The National Council of Resistance of Iran, the opposition group that first reported the nuclear complex at Natanz, said that Iran continues to receive assistance from China and North Korea, among other countries. Council spokesman Alireza Jafarzadeh said Iranian officials had visited both countries in the past two years to seek technical help with uranium enrichment. More recently, two Chinese officials visited Iran to oversee mining of uranium ore near the town of Yaz, the group asserted. The report could not be independently verified.

Jafarzadeh said Western policies were partly to blame for the failure to detect Iran's secret programs and deter or eliminate them. He said U.S. and European administrations should have adopted a more forceful posture rather than seeking rapprochement with more moderate Iranian leaders, such as Khatami, whose leadership coincided with a dramatic acceleration of Iran's nuclear program.

"We warned repeatedly that if the international community would not take immediate and decisive measures, the regime could reach the point of no return with their nuclear weapons program," Jafarzadeh said. "They might well be very close to that."

But Rose Gottemoeller, a senior Energy Department official under former president Bill Clinton, said the emerging crisis over Iran was hardly due to U.S. inattention. The past three U.S. administrations were "hugely concerned" that Iran was secretly developing new capabilities, and had achieved major successes in blocking known attempts by Iran to acquire nuclear technology from Russia and China.

The Clinton administration had lobbied Russia for years to stop assisting Iran, working through a joint commission chaired by Vice President Al Gore and Russian Prime Minister Viktor Chernomyrdin. Russia at one point suspended plans to sell laser separation technology to Iran after protests from the United States. U.S. officials feared that it would be used to help Iraq enrich uranium.

Gottemoeller, now a senior associate with the Carnegie Endowment for International Peace, acknowledged that previous U.S. efforts "focused too much on the Russian connection and not enough on our relations with Iran."

Gottemoeller said the arguments for direct diplomacy were even more compelling now, if Iran is to be dissuaded from turning its new nuclear assets into weapons. North Korea recently expelled the IAEA and is pushing toward the construction of a nuclear weapon. President Bush has referred to Iran, Iraq and North Korea as an "axis of evil."

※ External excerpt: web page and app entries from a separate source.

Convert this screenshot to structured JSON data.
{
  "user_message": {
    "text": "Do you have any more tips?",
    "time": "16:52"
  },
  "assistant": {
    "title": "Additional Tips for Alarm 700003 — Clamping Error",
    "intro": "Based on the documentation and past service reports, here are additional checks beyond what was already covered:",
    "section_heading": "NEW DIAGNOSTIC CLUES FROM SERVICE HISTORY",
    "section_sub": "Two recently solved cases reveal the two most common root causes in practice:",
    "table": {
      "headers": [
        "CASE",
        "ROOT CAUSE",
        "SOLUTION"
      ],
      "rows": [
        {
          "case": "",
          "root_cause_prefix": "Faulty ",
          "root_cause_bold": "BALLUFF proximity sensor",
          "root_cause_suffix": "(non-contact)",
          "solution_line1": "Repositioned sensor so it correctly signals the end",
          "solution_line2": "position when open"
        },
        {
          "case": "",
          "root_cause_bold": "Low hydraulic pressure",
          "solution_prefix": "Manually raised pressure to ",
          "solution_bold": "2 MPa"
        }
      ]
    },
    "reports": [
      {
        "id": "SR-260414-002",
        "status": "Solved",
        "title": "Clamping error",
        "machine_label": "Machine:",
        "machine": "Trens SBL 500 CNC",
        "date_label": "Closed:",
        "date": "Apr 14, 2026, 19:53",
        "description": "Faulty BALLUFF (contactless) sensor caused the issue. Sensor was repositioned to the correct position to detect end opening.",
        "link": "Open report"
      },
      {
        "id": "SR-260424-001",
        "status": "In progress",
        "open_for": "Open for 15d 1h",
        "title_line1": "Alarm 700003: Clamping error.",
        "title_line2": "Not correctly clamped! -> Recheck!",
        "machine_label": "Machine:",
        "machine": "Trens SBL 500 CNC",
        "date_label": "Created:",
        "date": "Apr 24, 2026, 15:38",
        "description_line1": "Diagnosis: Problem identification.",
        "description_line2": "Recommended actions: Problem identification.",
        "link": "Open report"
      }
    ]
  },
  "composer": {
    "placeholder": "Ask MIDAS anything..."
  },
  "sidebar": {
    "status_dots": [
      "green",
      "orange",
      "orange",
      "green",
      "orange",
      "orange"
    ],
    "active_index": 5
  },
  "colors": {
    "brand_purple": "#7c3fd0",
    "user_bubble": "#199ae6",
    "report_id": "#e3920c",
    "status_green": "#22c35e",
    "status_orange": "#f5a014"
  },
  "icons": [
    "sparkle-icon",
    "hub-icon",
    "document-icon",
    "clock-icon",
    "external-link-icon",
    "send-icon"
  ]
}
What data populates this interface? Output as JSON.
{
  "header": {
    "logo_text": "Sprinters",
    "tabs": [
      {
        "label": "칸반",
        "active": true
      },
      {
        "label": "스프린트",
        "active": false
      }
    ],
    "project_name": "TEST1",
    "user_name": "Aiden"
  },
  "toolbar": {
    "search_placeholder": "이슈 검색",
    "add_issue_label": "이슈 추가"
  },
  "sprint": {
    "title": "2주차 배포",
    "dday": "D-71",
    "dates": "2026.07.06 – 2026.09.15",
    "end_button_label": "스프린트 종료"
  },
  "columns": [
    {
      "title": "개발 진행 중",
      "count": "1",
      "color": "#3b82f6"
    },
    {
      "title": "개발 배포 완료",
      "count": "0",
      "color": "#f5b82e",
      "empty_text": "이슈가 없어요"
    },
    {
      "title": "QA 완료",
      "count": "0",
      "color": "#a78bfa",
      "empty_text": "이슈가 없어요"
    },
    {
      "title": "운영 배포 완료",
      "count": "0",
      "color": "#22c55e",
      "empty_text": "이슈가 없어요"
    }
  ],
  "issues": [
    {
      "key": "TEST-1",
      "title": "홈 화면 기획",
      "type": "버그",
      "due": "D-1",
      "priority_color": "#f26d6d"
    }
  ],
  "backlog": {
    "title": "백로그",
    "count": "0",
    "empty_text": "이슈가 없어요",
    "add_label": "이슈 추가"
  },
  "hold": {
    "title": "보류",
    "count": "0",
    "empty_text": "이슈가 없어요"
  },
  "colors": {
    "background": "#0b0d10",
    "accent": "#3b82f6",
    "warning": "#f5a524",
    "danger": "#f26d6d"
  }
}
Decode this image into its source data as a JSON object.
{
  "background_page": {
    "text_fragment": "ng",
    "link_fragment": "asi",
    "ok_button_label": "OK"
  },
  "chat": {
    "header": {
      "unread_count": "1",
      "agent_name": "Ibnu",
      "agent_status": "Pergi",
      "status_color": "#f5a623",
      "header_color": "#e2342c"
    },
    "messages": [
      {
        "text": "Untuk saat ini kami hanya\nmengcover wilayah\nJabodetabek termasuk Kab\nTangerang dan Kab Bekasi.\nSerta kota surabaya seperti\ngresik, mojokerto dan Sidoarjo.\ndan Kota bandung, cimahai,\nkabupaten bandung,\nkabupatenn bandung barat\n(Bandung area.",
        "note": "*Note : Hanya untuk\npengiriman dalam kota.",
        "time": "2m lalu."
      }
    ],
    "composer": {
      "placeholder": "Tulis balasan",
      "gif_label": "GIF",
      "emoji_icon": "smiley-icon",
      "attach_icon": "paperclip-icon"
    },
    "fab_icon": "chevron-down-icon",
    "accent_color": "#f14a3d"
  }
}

"Our three 'axis of evil' designees seem to have decided to push hard to provide themselves with weapons if they're going to be in the constant attention of the United States," Gottemoeller said. "We need a more proactive, positive way of engaging them first and then trying to shut these things down."